As I've noted, the opinions I've passed with regards sincerity, and hence quality, of the films I've mentioned are derived by comparison with other films. This raises the question of absolutes: "Is a good film good for and of itself, or is it good because similar films are so patently a lot worse?" Can comparison provide the only measure of the quality of a film, or, in particular, of a fantasy film? The SF and fantasy concepts and constructs used in a film can be judged exclusive of the rest of the film's production, direction, stylistics or performances, but the simple rule is "A good film must be a good film, regardless of genre." You cannot be more forgiving for having been provided with a nice rubber suit that happens to agree with your taste in clothes. The simple, hard and fast rule is that no novelties, no gimmicks, no giant aphids or ETs with water-wings will make up for the lack of a good story that's worth being told and that's told with honest intent. You need no other guidelines - the rest must be judged by what feels right for you.
An afterthought: there have been a spate of afterlife/love stories
recently, including Flatliners (four of me walked in and
one stayed for the ending of this MTV-pretty film that finally
lacks credence - it was simply too insincere for its band-standing
morality), Ghost (showed better adherence to its own rules
but was even more contrived and stickily sentimental: yet it did
take less risks, lifting all its major elements, with minor retro-fit,
from Topper (1939), A Guy Named Joe (1943), A
Matter of Life and Death (aka Stairway to Heaven) (1946)
and The Times of their Lives (1946) with Abbott and Costello),
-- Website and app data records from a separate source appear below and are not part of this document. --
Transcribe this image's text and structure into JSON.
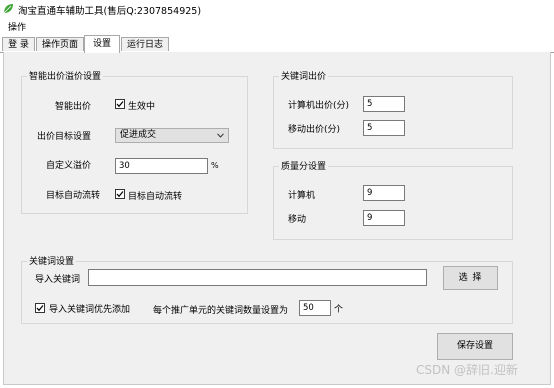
{
  "window": {
    "title": "淘宝直通车辅助工具(售后Q:2307854925)"
  },
  "menu": {
    "items": [
      "操作"
    ]
  },
  "tabs": [
    {
      "label": "登 录"
    },
    {
      "label": "操作页面"
    },
    {
      "label": "设置"
    },
    {
      "label": "运行日志"
    }
  ],
  "smart_bid": {
    "title": "智能出价溢价设置",
    "bid_label": "智能出价",
    "bid_checkbox_label": "生效中",
    "bid_checked": true,
    "target_label": "出价目标设置",
    "target_value": "促进成交",
    "premium_label": "自定义溢价",
    "premium_value": "30",
    "premium_unit": "%",
    "flow_label": "目标自动流转",
    "flow_checkbox_label": "目标自动流转",
    "flow_checked": true
  },
  "keyword_bid": {
    "title": "关键词出价",
    "pc_label": "计算机出价(分)",
    "pc_value": "5",
    "mobile_label": "移动出价(分)",
    "mobile_value": "5"
  },
  "quality": {
    "title": "质量分设置",
    "pc_label": "计算机",
    "pc_value": "9",
    "mobile_label": "移动",
    "mobile_value": "9"
  },
  "keyword_settings": {
    "title": "关键词设置",
    "import_label": "导入关键词",
    "import_value": "",
    "select_button": "选 择",
    "priority_label": "导入关键词优先添加",
    "priority_checked": true,
    "count_label": "每个推广单元的关键词数量设置为",
    "count_value": "50",
    "count_unit": "个"
  },
  "save_button": "保存设置",
  "watermark": "CSDN @辞旧.迎新",
  "colors": {
    "app_icon": "#3fa535",
    "panel": "#f0f0f0",
    "button": "#e1e1e1"
  }
}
and struggled hard to overcome patchy SFX and that uniquely American
fantasy that love will stop anything, including a 12-gauge shotgun),
and Always (Steven "please genuflect" Spielberg's
direct remake of A Guy Named Joe which nevertheless has
a classic feel that will take time to forget - read "reappear
forever on late night TV"). Yet despite these three being
big-budget US films, I saw the best of this odd sub-genre in the
Jump Cut Film Festival at Perth's Lumiere Art Cinema. Produced
in 1988, Rouge is a Hong Kong ghost story with more meaning,
philosophy, culture and honesty than the above three put together.
A stylish film, produced by Jackie Chan and directed by Stanley
Kwan, Rouge is filled with honest feeling without a hint
of facsimile sentimentality. It remains distinct in my memory
while the other films are even now fading away as most mass-market
films will. The only recent American film that comes close is
Field of Dreams which, though sentimental and as American
as Rouge is Hong Kong Chinese, stands as the finest US
Fantasy film since Harvey (1950).
Originally appeared pp. 42-47 Eidolon 3, December 1990.
Copyright © 1990 Robin Pen. All rights reserved.
Reprinted with kind permission of the author.